**WHAT YOU SHOULD DO**
Check each line of the entries below for the word "name", and copy the lines that have it.
(SUPPLIED INFORMATION begins)
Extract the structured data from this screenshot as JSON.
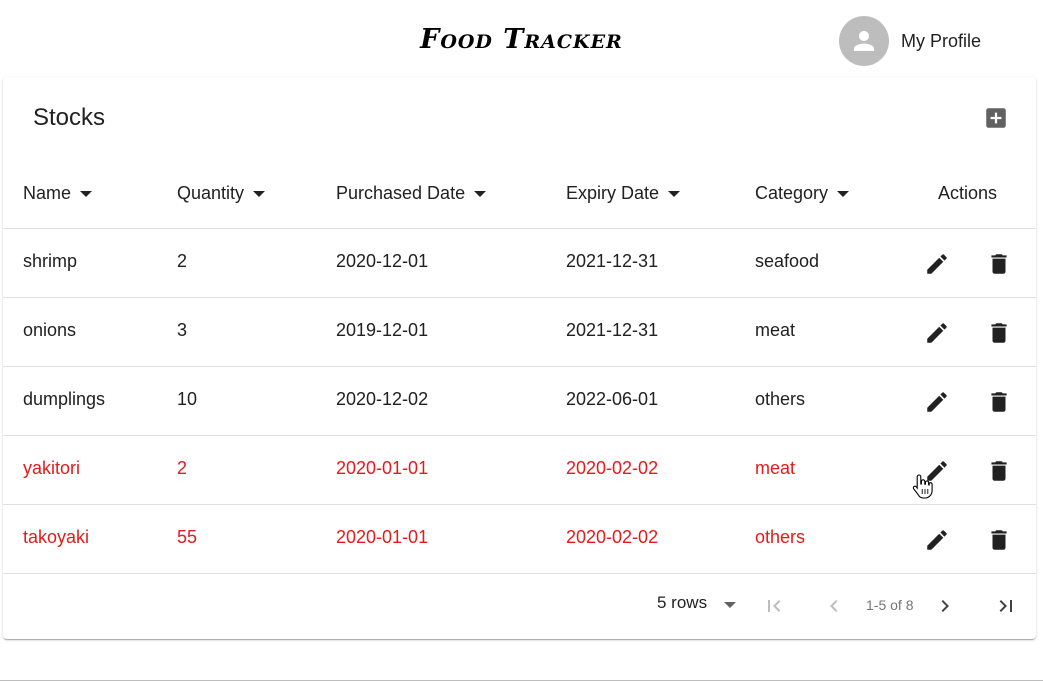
{
  "header": {
    "title": "Food Tracker",
    "profile_label": "My Profile"
  },
  "stocks": {
    "title": "Stocks",
    "columns": {
      "name": "Name",
      "quantity": "Quantity",
      "purchased_date": "Purchased Date",
      "expiry_date": "Expiry Date",
      "category": "Category",
      "actions": "Actions"
    },
    "rows": [
      {
        "name": "shrimp",
        "quantity": "2",
        "purchased_date": "2020-12-01",
        "expiry_date": "2021-12-31",
        "category": "seafood",
        "expired": false
      },
      {
        "name": "onions",
        "quantity": "3",
        "purchased_date": "2019-12-01",
        "expiry_date": "2021-12-31",
        "category": "meat",
        "expired": false
      },
      {
        "name": "dumplings",
        "quantity": "10",
        "purchased_date": "2020-12-02",
        "expiry_date": "2022-06-01",
        "category": "others",
        "expired": false
      },
      {
        "name": "yakitori",
        "quantity": "2",
        "purchased_date": "2020-01-01",
        "expiry_date": "2020-02-02",
        "category": "meat",
        "expired": true
      },
      {
        "name": "takoyaki",
        "quantity": "55",
        "purchased_date": "2020-01-01",
        "expiry_date": "2020-02-02",
        "category": "others",
        "expired": true
      }
    ]
  },
  "pagination": {
    "rows_per_page": "5 rows",
    "range_label": "1-5 of 8"
  },
  "colors": {
    "expired_text": "#e31b1b",
    "normal_text": "#212121",
    "avatar_bg": "#bdbdbd"
  },
  "icons": {
    "add": "add-box-icon",
    "edit": "pencil-icon",
    "delete": "trash-icon",
    "first_page": "first-page-icon",
    "prev_page": "chevron-left-icon",
    "next_page": "chevron-right-icon",
    "last_page": "last-page-icon"
  }
}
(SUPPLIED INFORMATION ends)
**ANSWER BOX**
      "name": "Name",
        "name": "shrimp",
        "name": "onions",
        "name": "dumplings",
        "name": "yakitori",
        "name": "takoyaki",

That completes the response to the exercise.